The Valleys 100
Having said ‘never again’ for the last 2 years, I was off to South Wales for this years event! Two things concerned me about running in Wales – the place names and the weather. Navigation is difficult at best of times but having to ask for directions to Maesycwmmer or ‘is this the right way to Pentwyn Berthlwyd’ doesn’t sound good. As it turned out, it was the weather that presented the problem.
Race day started with the sound of rain hammering on the hotel window and it was still the same as we started to congregate at the start in Pontypool. There was a noticeable reluctance for competitors to leave the comfort of the school sports hall but after a bit of ‘persuasion’ we gathered in the pouring rain to listen to various presentations, background speech about the work that had been put in, followed by another speech from the official starter telling us all about the beautiful sights we were going to see (if only!).
Then it was a shout of ‘off you go’ and we did. The school is built halfway up a steep hill and so, after about 5 yards, it was turn right and go up. What followed then was typical of the rest of the day. A sharp climb up to a ‘vantage point to admire the beauty and history of Wales’ (couldn’t see a thing due to the heavy cloud and rain) followed by a mudslide down the other side. The only visual sights were of fellow runners disappearing into the mist. I knew things were going to be tough when, after only about 4 miles, all I could think about was the nice hot bath waiting for me back at the hotel.
There is a saying about seeing all 4 seasons in 1 day. Well we had the Welsh version – Light rain, Heavy rain, Torrential rain and Monsoon! It never stopped raining for the entire day – the best we got was when walking in the clouds, when it was just wet!

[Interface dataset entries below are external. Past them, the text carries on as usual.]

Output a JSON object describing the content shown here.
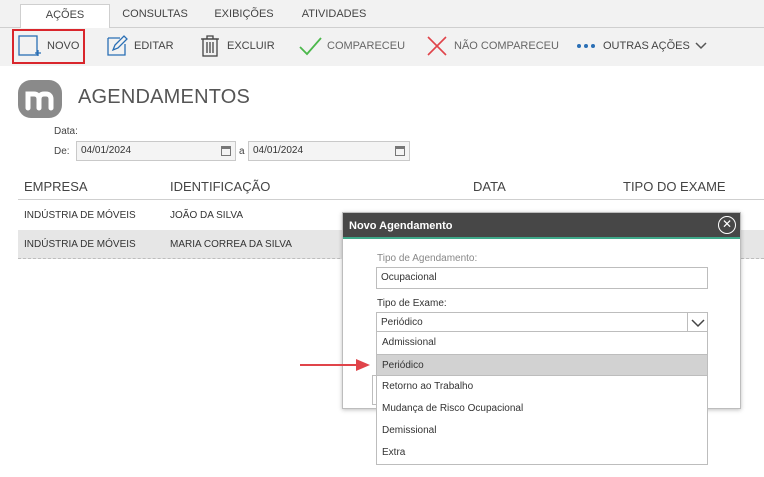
{
  "tabs": [
    {
      "label": "AÇÕES",
      "active": true
    },
    {
      "label": "CONSULTAS",
      "active": false
    },
    {
      "label": "EXIBIÇÕES",
      "active": false
    },
    {
      "label": "ATIVIDADES",
      "active": false
    }
  ],
  "toolbar": {
    "novo": "NOVO",
    "editar": "EDITAR",
    "excluir": "EXCLUIR",
    "compareceu": "COMPARECEU",
    "nao_compareceu": "NÃO COMPARECEU",
    "outras_acoes": "OUTRAS AÇÕES"
  },
  "page": {
    "title": "AGENDAMENTOS",
    "date_label": "Data:",
    "from_label": "De:",
    "to_label": "a",
    "date_from": "04/01/2024",
    "date_to": "04/01/2024"
  },
  "grid": {
    "columns": [
      "EMPRESA",
      "IDENTIFICAÇÃO",
      "DATA",
      "TIPO DO EXAME"
    ],
    "rows": [
      {
        "empresa": "INDÚSTRIA DE MÓVEIS",
        "identificacao": "JOÃO DA SILVA"
      },
      {
        "empresa": "INDÚSTRIA DE MÓVEIS",
        "identificacao": "MARIA CORREA DA SILVA"
      }
    ]
  },
  "modal": {
    "title": "Novo Agendamento",
    "tipo_agendamento_label": "Tipo de Agendamento:",
    "tipo_agendamento_value": "Ocupacional",
    "tipo_exame_label": "Tipo de Exame:",
    "tipo_exame_value": "Periódico",
    "options": [
      "Admissional",
      "Periódico",
      "Retorno ao Trabalho",
      "Mudança de Risco Ocupacional",
      "Demissional",
      "Extra"
    ],
    "selected_index": 1
  },
  "colors": {
    "accent_green": "#3fa98a",
    "highlight_red": "#d9262c",
    "modal_header": "#474747",
    "check_green": "#4cb84c",
    "cross_red": "#e0444a",
    "toolbar_blue": "#2a6fb5"
  },
  "icons": [
    "new-document-icon",
    "edit-icon",
    "trash-icon",
    "check-icon",
    "cross-icon",
    "more-dots-icon",
    "chevron-down-icon",
    "calendar-icon",
    "close-icon",
    "brand-logo"
  ]
}
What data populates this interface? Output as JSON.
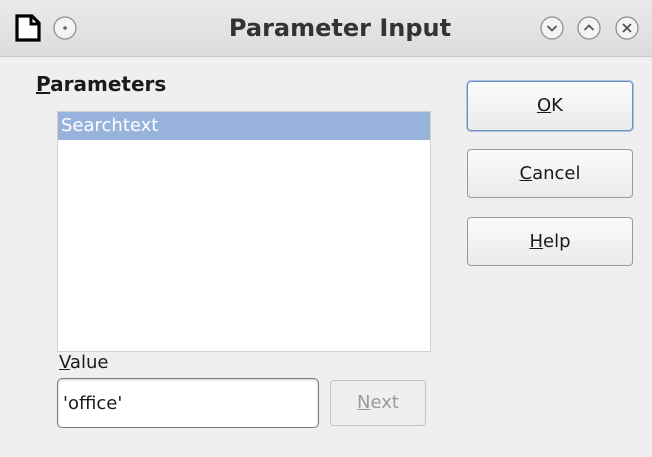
{
  "window": {
    "title": "Parameter Input"
  },
  "titlebar_icons": {
    "app": "document-icon",
    "menu": "window-menu-icon",
    "minimize": "minimize-icon",
    "maximize": "maximize-icon",
    "close": "close-icon"
  },
  "parameters": {
    "label_mnemonic": "P",
    "label_rest": "arameters",
    "items": [
      "Searchtext"
    ],
    "selected_index": 0
  },
  "value": {
    "label_mnemonic": "V",
    "label_rest": "alue",
    "input_value": "'office'"
  },
  "buttons": {
    "next": {
      "mnemonic": "N",
      "rest": "ext",
      "enabled": false
    },
    "ok": {
      "mnemonic": "O",
      "rest": "K"
    },
    "cancel": {
      "mnemonic": "C",
      "rest": "ancel"
    },
    "help": {
      "mnemonic": "H",
      "rest": "elp"
    }
  },
  "colors": {
    "selection": "#97b3dc",
    "background": "#efefef",
    "default_button_border": "#6f8fc1"
  }
}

As the day wore on I started to realise that completing this event was extremely unlikely – it was just a question of how far I could get before quitting. I can honestly say that I can’t remember enjoying any part of the trek but nothing could compete with the misery of the night section. This was mainly over the high moors and, to give credit to the organisers, was very well flagged with reflective marker poles every 100 yards or so. The conditions however were almost beyond description. By now it was back to heavy rain with a cold wind but this was bliss compared to the terrain. Every step was through ankle deep mud, bog, water or all 3 in combination. The top of the moors had already been churned up by 4x4’s and the heavy rain had made it worse. At times it was easier to simply walk down the middle of the stream rather than risk the evil mud and slime round the sides.
By the time I reached the breakfast stop (56.4 miles) I had made the decision that enough was enough. However, it was a bit early in the day to pack up (I couldn’t get into my hotel room for another 9 hours) so I decided to keep going for another 2 checkpoints and then call it a day. Any chance of changing the decision was removed by the last stage I completed. A very steep ľ mile drop down a hill (very painful by now), a 2 mile slog uphill through a forest followed by a 3.9 plod over the muddy moors and ‘wandering round a hillside with dramatic views into the valley’ (saw bugger all except more cloud). Another long, tortuous downhill section and into the checkpoint (70.1 miles) where I announced my decision to retire. “Do you want 5 minutes to think about it?” asked the marshal. “No – I’m daft enough to change my mind and I don’t want to”
I joined the 5 others who had decided to call it a day and waited for the body bus to pick us up and take up take us back, going via the breakfast stop checkpoint to collect the latest batch of 10 who had stopped at that point. From the looks of bewilderment of the faces of the officials back at headquarters it was obvious that things weren’t going well and the preliminary results bore this out.
Checkpoint Mileage Retirees
1 8.3 4
2 18.3 4
3 25.9 14
4 32.4 19
5 37.3 9
6 42.8 25
7 46.6 14
8 52.8 14
9 56.4 48
10 62.9 12
11 70.1 37
12 79.9 18
13 84.0 4
14 89.5 9
One last sting in the tail – when the competitors got back, there was no hot water for the showers. The school had turned off the boilers for half term!
It was a pity that all the work over 4 years that had been put in preparing this event was ruined by the appalling conditions. I have nothing but admiration for those who did manage to complete – it really was quite an achievement. Nothing compared to one on the finishers who had done it back to back i.e. 200 miles. How he managed this is beyond belief.